Mark Capper, Head of Development in the Lifestyles & Work team at the learning disability charity Mencap, said:
“This falling employment rate is really worrying – and with talk of rising unemployment across the board – we are concerned if people with a learning disability who are in employment will be supported to keep their jobs. Employers say that people with a learning disability make fantastic employees.
“However, this figure relates only to people with a learning disability who are known to their Local Authority. Our research suggests that employment rates are higher, but still much, much lower than the general population or other disabled people. As part of its forthcoming disability strategy, we would like the Government to improve its data collection so we have a clearer picture and can target support to get more people into work.”
The NHS Digital Data is available here.
For further information or to arrange an interview with a Mencap spokesperson or case study, please contact Mencap’s media team on: email@example.com or 020 7696 5414 (including out of hours).
Notes to editors
There are approximately 1.5 million people with a learning disability in the UK. Mencap works to support people with a learning disability, their families and carers by fighting to change laws, improve services and access to education, employment and leisure facilities.
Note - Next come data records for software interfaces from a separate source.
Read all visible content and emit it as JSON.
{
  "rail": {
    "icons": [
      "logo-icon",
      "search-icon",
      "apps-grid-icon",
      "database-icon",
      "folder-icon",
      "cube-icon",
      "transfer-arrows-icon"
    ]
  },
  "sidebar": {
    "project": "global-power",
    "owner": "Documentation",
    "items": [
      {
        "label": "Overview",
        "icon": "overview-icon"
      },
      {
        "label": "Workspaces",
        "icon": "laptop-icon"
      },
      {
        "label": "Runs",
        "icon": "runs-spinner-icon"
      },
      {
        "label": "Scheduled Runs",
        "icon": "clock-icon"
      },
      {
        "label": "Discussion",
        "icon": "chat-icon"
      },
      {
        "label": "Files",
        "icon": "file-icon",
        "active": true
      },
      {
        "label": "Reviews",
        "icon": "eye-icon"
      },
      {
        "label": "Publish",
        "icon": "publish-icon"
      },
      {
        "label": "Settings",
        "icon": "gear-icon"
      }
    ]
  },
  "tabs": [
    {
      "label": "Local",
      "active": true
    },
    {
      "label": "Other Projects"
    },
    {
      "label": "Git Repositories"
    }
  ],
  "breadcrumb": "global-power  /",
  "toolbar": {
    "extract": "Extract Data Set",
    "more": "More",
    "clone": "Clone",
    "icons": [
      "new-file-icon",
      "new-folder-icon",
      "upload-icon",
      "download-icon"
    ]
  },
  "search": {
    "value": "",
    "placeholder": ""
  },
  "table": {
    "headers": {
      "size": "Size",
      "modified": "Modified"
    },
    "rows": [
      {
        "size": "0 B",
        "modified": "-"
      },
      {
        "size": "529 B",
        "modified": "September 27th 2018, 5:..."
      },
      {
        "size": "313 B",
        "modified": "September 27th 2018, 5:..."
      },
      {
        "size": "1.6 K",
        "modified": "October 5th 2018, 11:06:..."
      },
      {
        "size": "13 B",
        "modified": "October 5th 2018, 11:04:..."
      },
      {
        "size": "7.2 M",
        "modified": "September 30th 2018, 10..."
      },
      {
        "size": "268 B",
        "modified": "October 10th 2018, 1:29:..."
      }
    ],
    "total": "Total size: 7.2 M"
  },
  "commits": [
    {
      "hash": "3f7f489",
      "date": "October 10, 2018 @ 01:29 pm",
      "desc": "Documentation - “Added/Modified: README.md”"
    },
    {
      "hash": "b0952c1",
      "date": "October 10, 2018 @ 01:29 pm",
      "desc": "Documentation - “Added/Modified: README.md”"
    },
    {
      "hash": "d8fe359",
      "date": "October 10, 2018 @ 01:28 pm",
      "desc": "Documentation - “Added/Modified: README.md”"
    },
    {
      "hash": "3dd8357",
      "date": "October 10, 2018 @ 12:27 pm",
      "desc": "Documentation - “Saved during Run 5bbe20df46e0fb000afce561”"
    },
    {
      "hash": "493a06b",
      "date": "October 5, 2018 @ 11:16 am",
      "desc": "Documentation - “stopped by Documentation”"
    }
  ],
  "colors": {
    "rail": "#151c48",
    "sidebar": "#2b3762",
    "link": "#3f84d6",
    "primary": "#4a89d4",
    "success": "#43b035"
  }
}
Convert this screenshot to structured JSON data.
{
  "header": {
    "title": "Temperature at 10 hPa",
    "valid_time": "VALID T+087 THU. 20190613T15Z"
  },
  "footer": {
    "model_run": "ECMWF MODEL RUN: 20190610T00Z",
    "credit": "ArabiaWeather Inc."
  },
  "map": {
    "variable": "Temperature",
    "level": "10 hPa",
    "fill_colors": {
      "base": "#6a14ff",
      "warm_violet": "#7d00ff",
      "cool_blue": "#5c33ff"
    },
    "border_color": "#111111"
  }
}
Mencap supports thousands of people with a learning disability to live their lives the way they want.
For advice and information about learning disability and Mencap services in your area, contact Mencap’s Freephone Learning Disability Helpline on 0808 808 1111 (10am-3pm, Monday-Friday) or email firstname.lastname@example.org.
What is a learning disability?
- A learning disability is a reduced intellectual ability which can cause problems with everyday tasks – for example shopping and cooking, or travelling to new places – which affects someone for their whole life;
- Learning disability is not a mental illness or a learning difficulty, such as dyslexia. Very often the term ‘learning difficulty’ is wrongly used interchangeably with ‘learning disability’;
- People with a learning disability can take longer to learn new things and may need support to develop new skills, understand difficult information and engage with other people. The level of support someone needs is different with every individual. For example, someone with a severe learning disability might need much more support with daily tasks than someone with a mild learning disability.